Safe Withdrawal Rate(s)

Every month or two there seems to be a discussion (debate? argument?), somewhere, about Safe Withdrawal Rates.
By this set of three words, the combatants in the discussion (usually) mean:

  1. A number, expressed as a percentage (like 4%), called the SWR
    ... that's the Rate word.
  2. This Rate determines (in some prescribed manner) how much to withdraw from some portolio value
    ... that's the Withdrawal word.
  3. The result of withdrawing at this Rate will be that your portfolio will last until you drop dead (or for 30 or 40 years or whatever)
    ... that's the Safe word.

>You have a problem with that?
Well ... yes, because it's (usually) assumed that:
  1. SWR is a fixed number.
  2. The portfolio to which this SWR is applied is the original, starting portfolio or maybe the current portfolio ... or whatever.
  3. That, based upon some test (like applying the strategy to historical data or playing with Monte Carlo simulations), there's a high probability that your portfolio will survive you.
So, without using my patented technique, how can a retiree make such a determination with any confidence?

>You say "The Rate determines in some prescribed manner"? What does that mean?
It depends upon who's generating the SWR, but it often means that the withdrawals increase with inflation or ...

>Is inflation fixed?
Sometimes, but that's not my point.

>So what IS your point?
My point is that the future is so uncertain that a retiree cannot -should not - calculate a SWR (except for amusement).

>Aah, so SWRs are useless, eh?
On the contrary, they're very useful but, in my humble opinion, not for the retiree.
In fact, somebuddy in their twenties, just starting to save for an eventual retirement, should spend some time calculating SWRs to see how much to stash away for the next umpteen years, so that s/he can retire in some financial comfort.

>And would their calculations be different than for the retiree?
Yes, I think so. The young person will usually invest monthly (perhaps via payroll deductions) and needs to look at long term market behaviour, largely ignoring current market conditions except, perhaps, to adjust their monthly allocations from time to time (as market conditions change ... over the years). One would not expect this person to continually calculate some SWR as market conditions change and modify their monthly investments.
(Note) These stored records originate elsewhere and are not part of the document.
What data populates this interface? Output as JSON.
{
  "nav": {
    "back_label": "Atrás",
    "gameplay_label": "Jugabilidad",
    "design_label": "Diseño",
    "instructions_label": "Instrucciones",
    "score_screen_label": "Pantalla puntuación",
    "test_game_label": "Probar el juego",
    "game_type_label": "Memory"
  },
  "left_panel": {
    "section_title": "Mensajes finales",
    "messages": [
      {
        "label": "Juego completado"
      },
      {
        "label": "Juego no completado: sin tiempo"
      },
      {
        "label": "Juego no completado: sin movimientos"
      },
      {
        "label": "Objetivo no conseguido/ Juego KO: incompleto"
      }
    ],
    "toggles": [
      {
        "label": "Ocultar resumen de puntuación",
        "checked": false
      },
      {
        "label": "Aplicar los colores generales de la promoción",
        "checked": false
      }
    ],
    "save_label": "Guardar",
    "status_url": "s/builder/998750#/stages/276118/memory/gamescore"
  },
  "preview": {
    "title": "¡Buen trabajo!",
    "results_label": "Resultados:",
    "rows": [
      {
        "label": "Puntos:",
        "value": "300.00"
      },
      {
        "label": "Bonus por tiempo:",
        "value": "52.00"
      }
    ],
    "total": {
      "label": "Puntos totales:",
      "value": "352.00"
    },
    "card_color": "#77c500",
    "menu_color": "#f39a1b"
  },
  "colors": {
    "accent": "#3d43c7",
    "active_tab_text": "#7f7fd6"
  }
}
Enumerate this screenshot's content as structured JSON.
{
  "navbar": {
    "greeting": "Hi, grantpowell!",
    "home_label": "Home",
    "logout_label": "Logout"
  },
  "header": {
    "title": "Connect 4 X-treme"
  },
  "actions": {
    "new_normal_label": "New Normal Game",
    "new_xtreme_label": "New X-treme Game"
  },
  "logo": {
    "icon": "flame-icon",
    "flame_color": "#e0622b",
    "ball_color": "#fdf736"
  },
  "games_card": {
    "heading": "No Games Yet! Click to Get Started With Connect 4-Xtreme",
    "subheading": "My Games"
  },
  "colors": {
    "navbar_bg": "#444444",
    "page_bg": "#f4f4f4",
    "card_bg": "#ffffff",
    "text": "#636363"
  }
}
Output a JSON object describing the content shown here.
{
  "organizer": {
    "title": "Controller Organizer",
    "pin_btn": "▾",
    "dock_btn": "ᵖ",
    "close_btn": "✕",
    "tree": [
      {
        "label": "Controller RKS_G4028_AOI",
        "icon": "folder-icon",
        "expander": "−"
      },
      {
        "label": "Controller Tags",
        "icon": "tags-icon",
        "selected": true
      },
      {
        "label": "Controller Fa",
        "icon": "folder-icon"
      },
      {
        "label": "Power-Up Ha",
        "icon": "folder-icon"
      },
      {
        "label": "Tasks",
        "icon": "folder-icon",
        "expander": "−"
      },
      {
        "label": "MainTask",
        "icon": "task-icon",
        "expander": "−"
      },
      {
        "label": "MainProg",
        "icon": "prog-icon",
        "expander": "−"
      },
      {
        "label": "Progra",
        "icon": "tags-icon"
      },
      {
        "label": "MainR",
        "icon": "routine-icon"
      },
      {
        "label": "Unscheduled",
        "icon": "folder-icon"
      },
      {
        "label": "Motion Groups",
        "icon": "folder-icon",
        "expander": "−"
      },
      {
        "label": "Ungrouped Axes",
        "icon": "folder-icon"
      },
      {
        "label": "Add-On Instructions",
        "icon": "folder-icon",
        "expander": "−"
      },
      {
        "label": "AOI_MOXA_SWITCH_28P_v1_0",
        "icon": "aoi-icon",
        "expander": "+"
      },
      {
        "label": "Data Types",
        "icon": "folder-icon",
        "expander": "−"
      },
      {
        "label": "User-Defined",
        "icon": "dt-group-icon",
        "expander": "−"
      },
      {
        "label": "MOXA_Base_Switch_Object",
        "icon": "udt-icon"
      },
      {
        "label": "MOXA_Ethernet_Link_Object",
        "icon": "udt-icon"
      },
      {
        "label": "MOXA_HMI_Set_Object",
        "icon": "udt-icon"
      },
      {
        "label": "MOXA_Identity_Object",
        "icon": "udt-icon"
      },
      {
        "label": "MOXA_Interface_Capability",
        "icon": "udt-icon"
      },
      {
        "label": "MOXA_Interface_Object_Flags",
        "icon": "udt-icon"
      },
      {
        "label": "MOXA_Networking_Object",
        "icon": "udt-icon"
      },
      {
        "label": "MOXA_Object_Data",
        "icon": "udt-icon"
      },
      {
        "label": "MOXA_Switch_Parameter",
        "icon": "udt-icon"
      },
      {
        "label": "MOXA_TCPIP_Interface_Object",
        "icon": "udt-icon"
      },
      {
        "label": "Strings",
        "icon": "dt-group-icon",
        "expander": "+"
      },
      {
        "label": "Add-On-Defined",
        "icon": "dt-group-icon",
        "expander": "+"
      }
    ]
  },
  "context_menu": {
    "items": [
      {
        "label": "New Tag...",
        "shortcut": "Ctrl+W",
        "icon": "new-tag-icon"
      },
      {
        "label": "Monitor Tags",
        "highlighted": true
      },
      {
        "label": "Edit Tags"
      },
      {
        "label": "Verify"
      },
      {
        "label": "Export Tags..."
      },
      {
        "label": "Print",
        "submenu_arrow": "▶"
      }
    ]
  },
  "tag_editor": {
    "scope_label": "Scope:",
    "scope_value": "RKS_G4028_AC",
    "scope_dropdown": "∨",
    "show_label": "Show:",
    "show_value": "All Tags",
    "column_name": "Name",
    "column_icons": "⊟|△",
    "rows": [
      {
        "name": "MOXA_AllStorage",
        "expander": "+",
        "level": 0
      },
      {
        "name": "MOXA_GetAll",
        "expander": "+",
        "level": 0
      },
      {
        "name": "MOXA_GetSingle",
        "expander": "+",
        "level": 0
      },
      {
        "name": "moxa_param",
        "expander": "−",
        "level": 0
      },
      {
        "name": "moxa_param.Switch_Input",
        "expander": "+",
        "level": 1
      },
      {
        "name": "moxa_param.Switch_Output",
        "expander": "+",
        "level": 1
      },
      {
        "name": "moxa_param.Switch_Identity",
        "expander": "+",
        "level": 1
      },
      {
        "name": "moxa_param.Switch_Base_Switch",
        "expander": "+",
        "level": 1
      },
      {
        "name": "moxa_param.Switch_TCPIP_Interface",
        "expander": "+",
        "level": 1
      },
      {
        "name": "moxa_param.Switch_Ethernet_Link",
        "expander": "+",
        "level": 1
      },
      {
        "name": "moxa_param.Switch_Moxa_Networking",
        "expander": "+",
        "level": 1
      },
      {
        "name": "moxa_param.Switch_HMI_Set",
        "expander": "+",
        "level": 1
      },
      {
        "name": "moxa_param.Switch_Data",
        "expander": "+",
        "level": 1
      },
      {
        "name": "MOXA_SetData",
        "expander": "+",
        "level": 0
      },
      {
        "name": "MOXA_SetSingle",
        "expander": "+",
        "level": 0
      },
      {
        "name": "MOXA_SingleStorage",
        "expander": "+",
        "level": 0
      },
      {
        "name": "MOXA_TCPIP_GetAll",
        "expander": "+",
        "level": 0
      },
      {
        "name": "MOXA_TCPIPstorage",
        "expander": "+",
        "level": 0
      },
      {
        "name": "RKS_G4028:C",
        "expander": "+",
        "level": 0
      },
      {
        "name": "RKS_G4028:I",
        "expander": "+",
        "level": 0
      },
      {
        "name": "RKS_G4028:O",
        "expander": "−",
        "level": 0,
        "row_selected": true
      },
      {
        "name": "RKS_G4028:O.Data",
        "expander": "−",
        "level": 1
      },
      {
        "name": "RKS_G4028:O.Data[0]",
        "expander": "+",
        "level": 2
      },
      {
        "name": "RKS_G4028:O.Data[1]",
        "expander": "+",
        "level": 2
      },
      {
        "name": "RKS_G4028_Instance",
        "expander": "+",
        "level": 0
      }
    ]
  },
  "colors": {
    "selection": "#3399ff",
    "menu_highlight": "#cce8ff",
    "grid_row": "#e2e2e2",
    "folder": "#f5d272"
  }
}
They would (I suspect) arrive at some reasonable number, like the notorious 4%, and decide that they'd need a certain portfolio size at retirement ... and plan their current investment strategy to achieve that portfolio.

Eventually, at retirement, they can forget SWRs and adopt a withdrawal strategy that doesn't ignore current market conditions.
At retirement they can (depending upon market conditions) modify their withdrawal rate and monthly expenses ... things over which they have a great deal of control.

>I take it you don't like the part about a "fixed" withdrawal rate.
Yes. That's right. I ...

>So what should a retiree do?
In my opinion, they should adopt sensible withdrawal rates

>Sensible Withdrawal Rates? That's SWR too, eh?
Very funny.
Indeed, I think that retirees may have spent thirty or forty years planning their retirement, modifying their portfolio allocations, changing their monthly contributions ... then, when they DO retire, they will quickly learn that adopting any predetermined withdrawal rate is perilous. They will quickly learn that withdrawals should be tied to current market conditions. If, ten years into their retirement, their portfolio has tanked - or doubled - they would NOT (I hope) cease cerebral activity and blindly withdraw 4% of their starting portfolio.

>So how does a retiree determine ...
How much to withdraw? I think that, more important than market machinations or Monte Carlo simulations, is the cost of electricity ... in deciding what to withdraw.

As I've mentioned, you can take a look at this.

Here are some online spreadsheets to play with: ... and a picture to help with your allocations